TASK STATEMENT: Return all of the records exactly.

GIVEN RECORDS:
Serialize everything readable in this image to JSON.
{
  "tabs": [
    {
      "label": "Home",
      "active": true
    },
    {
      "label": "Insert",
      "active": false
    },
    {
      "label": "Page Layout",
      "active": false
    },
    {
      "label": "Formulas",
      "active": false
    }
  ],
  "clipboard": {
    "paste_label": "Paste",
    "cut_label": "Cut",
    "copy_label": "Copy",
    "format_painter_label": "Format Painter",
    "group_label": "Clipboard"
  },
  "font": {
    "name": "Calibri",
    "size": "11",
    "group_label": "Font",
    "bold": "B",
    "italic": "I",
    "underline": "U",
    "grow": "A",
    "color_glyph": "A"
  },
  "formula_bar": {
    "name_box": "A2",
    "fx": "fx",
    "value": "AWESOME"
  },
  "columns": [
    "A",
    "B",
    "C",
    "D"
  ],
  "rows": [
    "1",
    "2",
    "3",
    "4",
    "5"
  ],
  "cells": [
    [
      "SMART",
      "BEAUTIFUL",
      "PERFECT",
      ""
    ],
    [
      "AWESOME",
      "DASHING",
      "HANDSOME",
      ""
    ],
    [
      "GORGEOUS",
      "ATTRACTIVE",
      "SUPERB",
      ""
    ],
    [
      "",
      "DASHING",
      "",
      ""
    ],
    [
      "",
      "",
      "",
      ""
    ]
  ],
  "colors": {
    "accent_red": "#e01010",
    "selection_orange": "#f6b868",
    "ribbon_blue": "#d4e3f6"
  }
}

ANSWER:
Serialize everything readable in this image to JSON.
{
  "tabs": [
    {
      "label": "Home",
      "active": true
    },
    {
      "label": "Insert",
      "active": false
    },
    {
      "label": "Page Layout",
      "active": false
    },
    {
      "label": "Formulas",
      "active": false
    }
  ],
  "clipboard": {
    "paste_label": "Paste",
    "cut_label": "Cut",
    "copy_label": "Copy",
    "format_painter_label": "Format Painter",
    "group_label": "Clipboard"
  },
  "font": {
    "name": "Calibri",
    "size": "11",
    "group_label": "Font",
    "bold": "B",
    "italic": "I",
    "underline": "U",
    "grow": "A",
    "color_glyph": "A"
  },
  "formula_bar": {
    "name_box": "A2",
    "fx": "fx",
    "value": "AWESOME"
  },
  "columns": [
    "A",
    "B",
    "C",
    "D"
  ],
  "rows": [
    "1",
    "2",
    "3",
    "4",
    "5"
  ],
  "cells": [
    [
      "SMART",
      "BEAUTIFUL",
      "PERFECT",
      ""
    ],
    [
      "AWESOME",
      "DASHING",
      "HANDSOME",
      ""
    ],
    [
      "GORGEOUS",
      "ATTRACTIVE",
      "SUPERB",
      ""
    ],
    [
      "",
      "DASHING",
      "",
      ""
    ],
    [
      "",
      "",
      "",
      ""
    ]
  ],
  "colors": {
    "accent_red": "#e01010",
    "selection_orange": "#f6b868",
    "ribbon_blue": "#d4e3f6"
  }
}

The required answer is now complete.